[Dataset content]:

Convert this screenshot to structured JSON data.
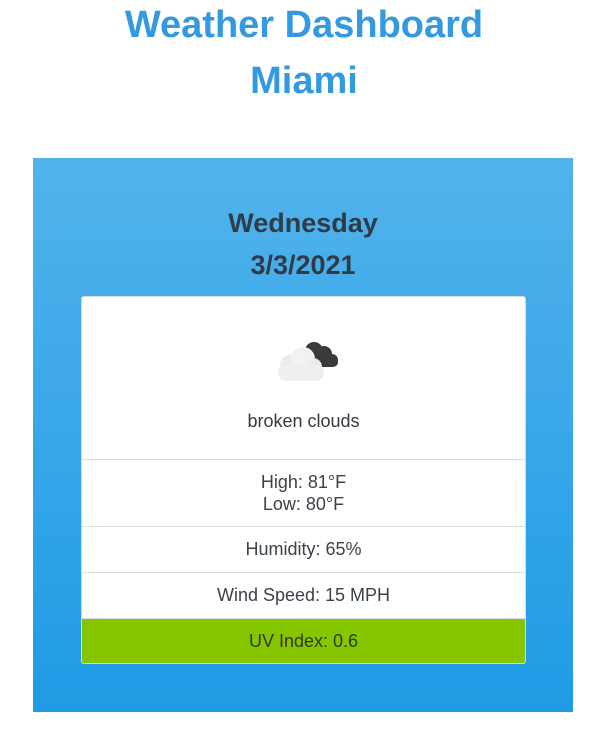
{
  "header": {
    "title_line1": "Weather Dashboard",
    "title_line2": "Miami"
  },
  "forecast": {
    "day": "Wednesday",
    "date": "3/3/2021",
    "icon": "broken-clouds-icon",
    "description": "broken clouds",
    "high": "High: 81°F",
    "low": "Low: 80°F",
    "humidity": "Humidity: 65%",
    "wind_speed": "Wind Speed: 15 MPH",
    "uv_index": "UV Index: 0.6"
  },
  "colors": {
    "title": "#3399e0",
    "panel_top": "#52b3ec",
    "panel_bottom": "#1f9be5",
    "uv_low": "#85c600"
  }
}
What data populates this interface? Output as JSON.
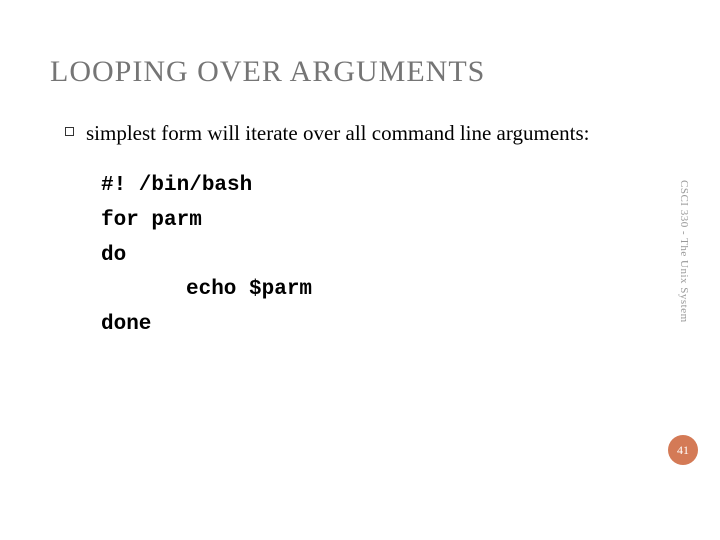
{
  "title": "LOOPING OVER ARGUMENTS",
  "bullet": "simplest form will iterate over all command line arguments:",
  "code": {
    "line1": "#! /bin/bash",
    "line2": "for parm",
    "line3": "do",
    "line4": "echo $parm",
    "line5": "done"
  },
  "sideText": "CSCI 330 - The Unix System",
  "pageNumber": "41"
}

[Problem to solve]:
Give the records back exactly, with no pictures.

[Response below]:
Convert this screenshot to structured JSON data.
{
  "header": {
    "title_line1": "Weather Dashboard",
    "title_line2": "Miami"
  },
  "forecast": {
    "day": "Wednesday",
    "date": "3/3/2021",
    "icon": "broken-clouds-icon",
    "description": "broken clouds",
    "high": "High: 81°F",
    "low": "Low: 80°F",
    "humidity": "Humidity: 65%",
    "wind_speed": "Wind Speed: 15 MPH",
    "uv_index": "UV Index: 0.6"
  },
  "colors": {
    "title": "#3399e0",
    "panel_top": "#52b3ec",
    "panel_bottom": "#1f9be5",
    "uv_low": "#85c600"
  }
}
What data populates this interface? Output as JSON.
{
  "title": "LOOPING OVER ARGUMENTS",
  "bullet": "simplest form will iterate over all command line arguments:",
  "code": {
    "line1": "#! /bin/bash",
    "line2": "for parm",
    "line3": "do",
    "line4": "echo $parm",
    "line5": "done"
  },
  "sideText": "CSCI 330 - The Unix System",
  "pageNumber": "41"
}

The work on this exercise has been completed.